Signal Crayfish VS White Clawed Crayfish
When I was a lad many moons ago it was quite rare to see a crayfish in our waterways. Nowadays it’s hard work to find water that doesn’t hold these lobster-type creatures. But what type of crayfish do we have here in the UK?
Where did these strange-looking crustaceans come from, and are crayfish a native species?
In this article, I shall answer all these questions and more, after all, you want to know what you are dealing with if you catch one of these critters. Let’s start by seeing what exactly a crayfish is.
What is A Crayfish?
A crayfish is a small-looking freshwater lobster.
They are common in most countries across the globe but particularly abundant in America and Europe.
They can live in almost all types of water such as canals, rivers, lakes, and ponds. They have four legs for walking and four legs with claws. Two of which are bigger than the rest for ripping and catching food.
Crayfish will battle each other to the death often pulling each other’s claws off. If this happens the claw has the ability to grow back, though often quite a bit smaller than the original one.
Where Can I Find Crayfish?
As I just mentioned above crayfish can be found in most types of water all around the world. As long as the water is of good quality and not polluted the crayfish will be more than happy to reside there. Once the water has crayfish introduced to it, it is extremely hard to get rid of them all. For this reason, fisheries can struggle when these crustaceans are present.
Crayfish reproduce on rather a large scale. A female can lay hundreds of eggs at once. So if you catch or see a cray it is almost certain there will be a lot more of the little buggers lurking on the bottom.
Which Crayfish Are Native To The UK?
In the UK we have two types of crayfish, the American signal crayfish, and the native white claw. The white claw is the only crayfish that is native to the UK but is sadly rapidly declining. It is quite hard to come across a white-clawed cray nowadays
The Difference Between Signal Crayfish And White-Clawed Crayfish
The White Clawed Crayfish
In general, the white-clawed crayfish grows between 6 and 12 cm in length. They are bronze in colour and the underside of their claws is a pale colour, hence how they get their name the white-clawed crayfish.
These are generally not as aggressive as their American cousin and live on average between 8 and 12 years.
The American Signal Crayfish
The American beast is a lot bigger in size than the white-clawed and grows to a size of 16 to 18 cm in length. Unlike the white claw, the signal crayfish has red claws rather than white.
The signals are much more likely to try and attack you if you catch one, they are generally more aggressive.
If you do catch one in the UK you have to kill it as humanely as possible and NOT throw it back in.
Should I Kill Crayfish?

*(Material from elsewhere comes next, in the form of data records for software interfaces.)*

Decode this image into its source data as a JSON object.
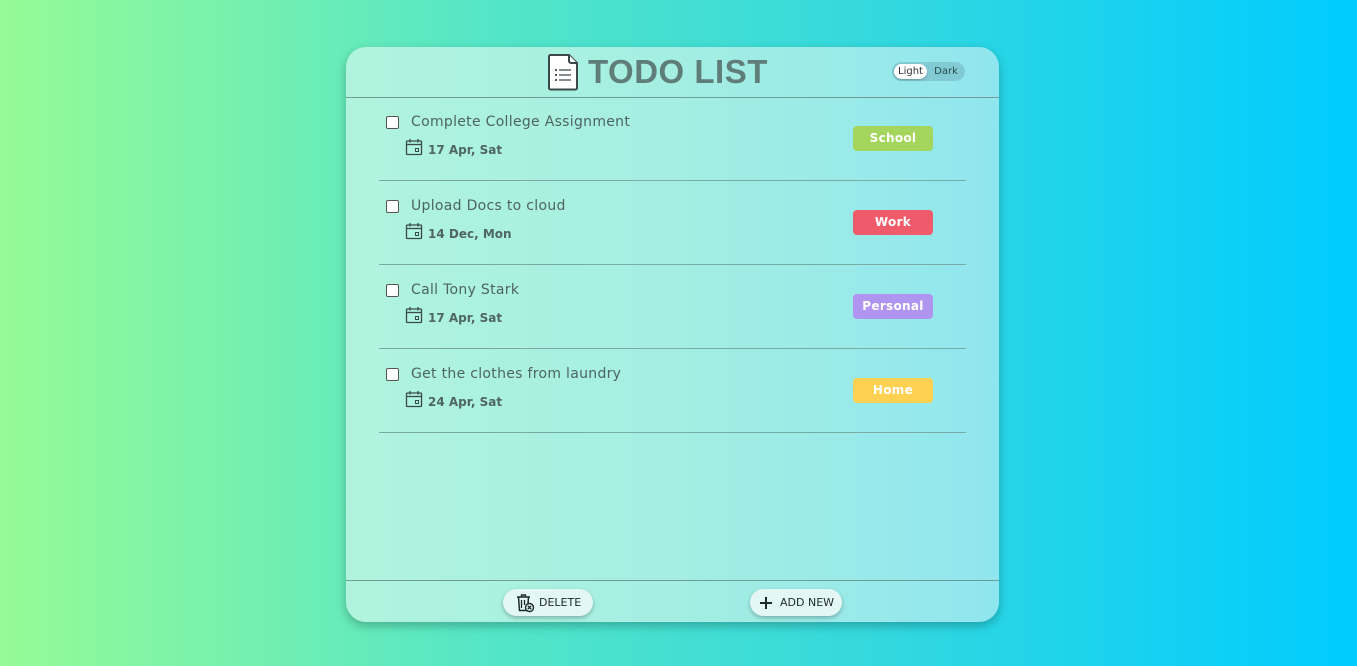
{
  "header": {
    "title": "TODO LIST",
    "title_icon": "document-list-icon",
    "theme_toggle": {
      "light_label": "Light",
      "dark_label": "Dark",
      "selected": "Light"
    }
  },
  "tasks": [
    {
      "title": "Complete College Assignment",
      "date": "17 Apr, Sat",
      "tag": "School",
      "tag_color": "#a4d65e",
      "checked": false
    },
    {
      "title": "Upload Docs to cloud",
      "date": "14 Dec, Mon",
      "tag": "Work",
      "tag_color": "#ef5b6b",
      "checked": false
    },
    {
      "title": "Call Tony Stark",
      "date": "17 Apr, Sat",
      "tag": "Personal",
      "tag_color": "#b095f0",
      "checked": false
    },
    {
      "title": "Get the clothes from laundry",
      "date": "24 Apr, Sat",
      "tag": "Home",
      "tag_color": "#ffd152",
      "checked": false
    }
  ],
  "footer": {
    "delete_label": "DELETE",
    "delete_icon": "trash-bin-icon",
    "add_label": "ADD NEW",
    "add_icon": "plus-icon"
  },
  "colors": {
    "background_start": "#96fb96",
    "background_end": "#00ccff",
    "title_text": "#5f7d79"
  }
}
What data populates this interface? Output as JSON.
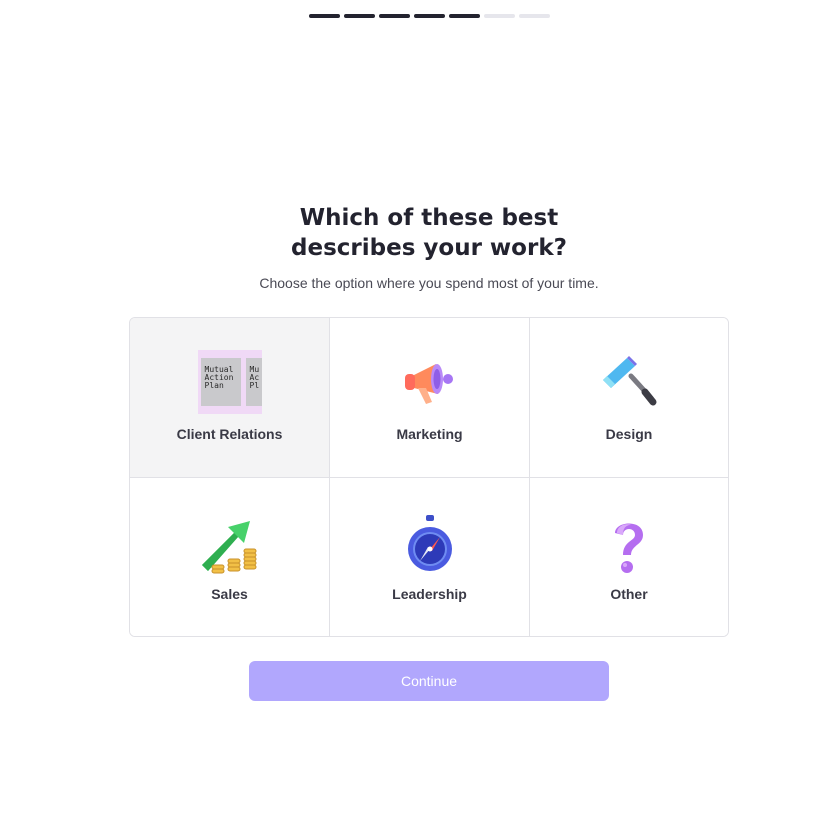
{
  "progress": {
    "total_steps": 7,
    "completed_steps": 5
  },
  "heading": {
    "line1": "Which of these best",
    "line2": "describes your work?",
    "subtitle": "Choose the option where you spend most of your time."
  },
  "options": [
    {
      "label": "Client Relations",
      "icon": "mutual-action-plan-thumbnail",
      "selected": true,
      "thumb_text": [
        "Mutual",
        "Action",
        "Plan"
      ]
    },
    {
      "label": "Marketing",
      "icon": "megaphone-icon",
      "selected": false
    },
    {
      "label": "Design",
      "icon": "paint-roller-icon",
      "selected": false
    },
    {
      "label": "Sales",
      "icon": "growth-chart-coins-icon",
      "selected": false
    },
    {
      "label": "Leadership",
      "icon": "compass-icon",
      "selected": false
    },
    {
      "label": "Other",
      "icon": "question-mark-icon",
      "selected": false
    }
  ],
  "continue_button": {
    "label": "Continue",
    "color": "#b1a7fd"
  },
  "colors": {
    "progress_done": "#23232f",
    "progress_todo": "#e6e6ec",
    "selected_bg": "#f4f4f5"
  }
}
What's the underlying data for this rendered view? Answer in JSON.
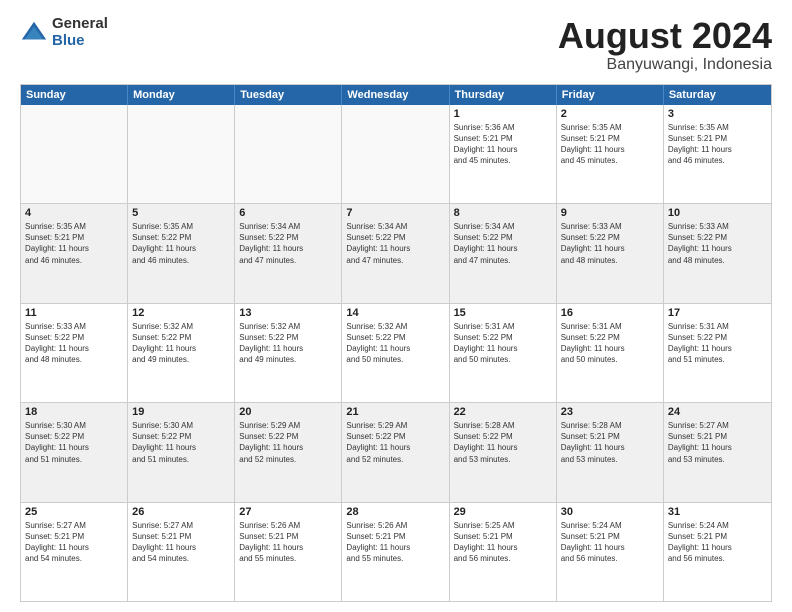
{
  "logo": {
    "general": "General",
    "blue": "Blue"
  },
  "header": {
    "title": "August 2024",
    "location": "Banyuwangi, Indonesia"
  },
  "days": [
    "Sunday",
    "Monday",
    "Tuesday",
    "Wednesday",
    "Thursday",
    "Friday",
    "Saturday"
  ],
  "weeks": [
    [
      {
        "day": "",
        "detail": ""
      },
      {
        "day": "",
        "detail": ""
      },
      {
        "day": "",
        "detail": ""
      },
      {
        "day": "",
        "detail": ""
      },
      {
        "day": "1",
        "detail": "Sunrise: 5:36 AM\nSunset: 5:21 PM\nDaylight: 11 hours\nand 45 minutes."
      },
      {
        "day": "2",
        "detail": "Sunrise: 5:35 AM\nSunset: 5:21 PM\nDaylight: 11 hours\nand 45 minutes."
      },
      {
        "day": "3",
        "detail": "Sunrise: 5:35 AM\nSunset: 5:21 PM\nDaylight: 11 hours\nand 46 minutes."
      }
    ],
    [
      {
        "day": "4",
        "detail": "Sunrise: 5:35 AM\nSunset: 5:21 PM\nDaylight: 11 hours\nand 46 minutes."
      },
      {
        "day": "5",
        "detail": "Sunrise: 5:35 AM\nSunset: 5:22 PM\nDaylight: 11 hours\nand 46 minutes."
      },
      {
        "day": "6",
        "detail": "Sunrise: 5:34 AM\nSunset: 5:22 PM\nDaylight: 11 hours\nand 47 minutes."
      },
      {
        "day": "7",
        "detail": "Sunrise: 5:34 AM\nSunset: 5:22 PM\nDaylight: 11 hours\nand 47 minutes."
      },
      {
        "day": "8",
        "detail": "Sunrise: 5:34 AM\nSunset: 5:22 PM\nDaylight: 11 hours\nand 47 minutes."
      },
      {
        "day": "9",
        "detail": "Sunrise: 5:33 AM\nSunset: 5:22 PM\nDaylight: 11 hours\nand 48 minutes."
      },
      {
        "day": "10",
        "detail": "Sunrise: 5:33 AM\nSunset: 5:22 PM\nDaylight: 11 hours\nand 48 minutes."
      }
    ],
    [
      {
        "day": "11",
        "detail": "Sunrise: 5:33 AM\nSunset: 5:22 PM\nDaylight: 11 hours\nand 48 minutes."
      },
      {
        "day": "12",
        "detail": "Sunrise: 5:32 AM\nSunset: 5:22 PM\nDaylight: 11 hours\nand 49 minutes."
      },
      {
        "day": "13",
        "detail": "Sunrise: 5:32 AM\nSunset: 5:22 PM\nDaylight: 11 hours\nand 49 minutes."
      },
      {
        "day": "14",
        "detail": "Sunrise: 5:32 AM\nSunset: 5:22 PM\nDaylight: 11 hours\nand 50 minutes."
      },
      {
        "day": "15",
        "detail": "Sunrise: 5:31 AM\nSunset: 5:22 PM\nDaylight: 11 hours\nand 50 minutes."
      },
      {
        "day": "16",
        "detail": "Sunrise: 5:31 AM\nSunset: 5:22 PM\nDaylight: 11 hours\nand 50 minutes."
      },
      {
        "day": "17",
        "detail": "Sunrise: 5:31 AM\nSunset: 5:22 PM\nDaylight: 11 hours\nand 51 minutes."
      }
    ],
    [
      {
        "day": "18",
        "detail": "Sunrise: 5:30 AM\nSunset: 5:22 PM\nDaylight: 11 hours\nand 51 minutes."
      },
      {
        "day": "19",
        "detail": "Sunrise: 5:30 AM\nSunset: 5:22 PM\nDaylight: 11 hours\nand 51 minutes."
      },
      {
        "day": "20",
        "detail": "Sunrise: 5:29 AM\nSunset: 5:22 PM\nDaylight: 11 hours\nand 52 minutes."
      },
      {
        "day": "21",
        "detail": "Sunrise: 5:29 AM\nSunset: 5:22 PM\nDaylight: 11 hours\nand 52 minutes."
      },
      {
        "day": "22",
        "detail": "Sunrise: 5:28 AM\nSunset: 5:22 PM\nDaylight: 11 hours\nand 53 minutes."
      },
      {
        "day": "23",
        "detail": "Sunrise: 5:28 AM\nSunset: 5:21 PM\nDaylight: 11 hours\nand 53 minutes."
      },
      {
        "day": "24",
        "detail": "Sunrise: 5:27 AM\nSunset: 5:21 PM\nDaylight: 11 hours\nand 53 minutes."
      }
    ],
    [
      {
        "day": "25",
        "detail": "Sunrise: 5:27 AM\nSunset: 5:21 PM\nDaylight: 11 hours\nand 54 minutes."
      },
      {
        "day": "26",
        "detail": "Sunrise: 5:27 AM\nSunset: 5:21 PM\nDaylight: 11 hours\nand 54 minutes."
      },
      {
        "day": "27",
        "detail": "Sunrise: 5:26 AM\nSunset: 5:21 PM\nDaylight: 11 hours\nand 55 minutes."
      },
      {
        "day": "28",
        "detail": "Sunrise: 5:26 AM\nSunset: 5:21 PM\nDaylight: 11 hours\nand 55 minutes."
      },
      {
        "day": "29",
        "detail": "Sunrise: 5:25 AM\nSunset: 5:21 PM\nDaylight: 11 hours\nand 56 minutes."
      },
      {
        "day": "30",
        "detail": "Sunrise: 5:24 AM\nSunset: 5:21 PM\nDaylight: 11 hours\nand 56 minutes."
      },
      {
        "day": "31",
        "detail": "Sunrise: 5:24 AM\nSunset: 5:21 PM\nDaylight: 11 hours\nand 56 minutes."
      }
    ]
  ]
}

The white-clawed crayfish population in the UK is being decimated due to its larger cousin the signal crayfish. Not only are the signals bigger in size and more aggressive, they also carry a disease that kills our native crays. The signals are immune to this disease, unfortunately, the white-clawed crays are not. This is proving to be a huge problem and has put the white-clawed crays on the endangered list.
For this reason, it is illegal to return any signal crays into the water. Potentially you could be putting hundreds of them back in if the crayfish is carrying eggs. Not only do they kill our native crays they also invade our fish’s habitats and feast on their eggs. Which in turn can damage the fish population quite considerably. So please do not return them to the water.
I find a blade straight in the back of the head is the quickest way of killing them.
Can I eat Crayfish?
Yes, you can eat crayfish, they taste a little like lobster. Just be sure to check that the crays are fresh and from clean unpolluted water.
The crayfish will need to be cleaned in water before boiling.
Cooking these little beasts isn’t for the faint-hearted, they need to be boiled alive. Don’t worry too much though because they do die pretty much straight away.
There are lots of different ways of cooking with crays. Most of the recipes are pretty darn good as well.
What Fish Eat Crayfish?
The signal crayfish is a real pain in British waters. They devastate fish stocks and ruin their habitats. Fortunately for us lots of fish in our venues are quite partial to a crayfish dinner. All our predator fish will feast on them including pike, perch, zander, chub, and trout. Unfortunately, this is not enough for the numbers to decline.
For every cray that is eaten, hundreds more will be hatched out. We certainly won’t be seeing their numbers declining anytime soon.
Unfortunately, it seems as though the signal crayfish is here to stay in British waters. Even though they are an invasive species, that kills off our fish stocks and our native crays it is still illegal to capture them without a license. Yet if you catch one it is illegal to put it back, very strange if you ask me.
If you do happen to come across these critters be sure to watch your fingers around them. They do have a bit of a pinch on them and can draw blood. I hope this article has given you a bit of an insight into signal crayfish VS white-clawed crayfish and helps you tell the difference, tight lines, and watch them fingers!!